On this day in 1882, Mabel Loomis Todd recorded the following entry in her diary:
“This letter made me happier than almost any other I have ever received. It fairly thrilled me, which shows that my susceptibility to magnetic friendships is not entirely confined to men, as I have occasionally thought myself.”
The letter to which she referred came from none other than Emily Dickinson. Mabel was so taken with Emily’s letter that she copied it, word for word, into her journal, as well as writing about it in her diary.

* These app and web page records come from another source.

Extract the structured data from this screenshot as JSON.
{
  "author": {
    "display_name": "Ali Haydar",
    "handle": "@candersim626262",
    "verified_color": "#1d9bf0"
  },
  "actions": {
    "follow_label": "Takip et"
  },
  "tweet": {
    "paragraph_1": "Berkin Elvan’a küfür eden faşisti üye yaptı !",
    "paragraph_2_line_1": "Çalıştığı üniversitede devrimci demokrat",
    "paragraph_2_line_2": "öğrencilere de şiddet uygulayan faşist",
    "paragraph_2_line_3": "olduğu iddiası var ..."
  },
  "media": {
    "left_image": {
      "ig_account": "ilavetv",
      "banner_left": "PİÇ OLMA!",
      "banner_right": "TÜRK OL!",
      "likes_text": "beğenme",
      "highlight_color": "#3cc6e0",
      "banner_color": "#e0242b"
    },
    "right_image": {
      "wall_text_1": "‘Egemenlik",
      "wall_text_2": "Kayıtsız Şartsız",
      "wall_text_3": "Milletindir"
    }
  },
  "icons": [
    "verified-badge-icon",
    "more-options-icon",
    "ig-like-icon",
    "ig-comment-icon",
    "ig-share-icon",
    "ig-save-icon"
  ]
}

Emily’s letter to Mabel thanked her for a painting Mabel had created and sent upstairs to the reclusive poet during a recent visit to The Homestead. Mabel’s painting was of Indian Pipe wildflowers. This ethereal looking wildflower is also known as “the ghost plant” or the “corpse plant.” It contains no chlorophyll and because it does not depend on sunlight to grow, can flourish in dark, forested places. It’s more like a mushroom than a traditional wildflower, appearing suddenly and unpredictably. Its white countenance is striking. And it only lasts for a few days.
“That without suspecting it you should send me the preferred flower of life, seems almost supernatural, and the sweet glee that I felt at meeting it, I could confide to none,” Emily wrote.
Of course Emily Dickinson, who cultivated flowers and studied them meticulously, would have greatly appreciated Mabel’s efforts to capture the ephemeral “ghost plant.” “I had pondered for a long time to send her a painting of something,” Mabel wrote in her journal, “but when I came back I looked over my studies and by a sudden inspiration I determined to paint the Indian pipes on a black panel for her.”
In Emily’s response, Mabel knew that she had hit the mark in her choice of subject:
“To duplicate the vision is almost more amazing, for God’s unique capacity is too surprising to surprise. I know not how to thank you—We do not thank the rainbow, although its twoplay is a snare.
To give delight is hallowed—perhaps the toil of angels whose avocations are concealed.”
It’s not surprising that, years later, Mabel chose her panel of Indian Pipe wildflowers to grace the cover of the first published volume of Emily’s poetry. For Mabel, this was a symbol not only of the poet whose poetry had long been hidden from the world and would only then sprout up like the Indian Pipes, but also a symbol of the bond she felt she’d made with the poet whom she’d never actually met. Knowing this, years later Millicent also decided that the most appropriate symbol to have etched on her mother’s headstone was…the Indian Pipes
Interesting – and weirdly – right after I had received the first proofs of After Emily from W.W. Norton, I was out walking my dog and saw something I’d never before seen in the woods in front of the home where I’ve lived for three decades: Indian Pipe wildflowers. I snapped a photo on my phone because I could hardly believe what I’d seen!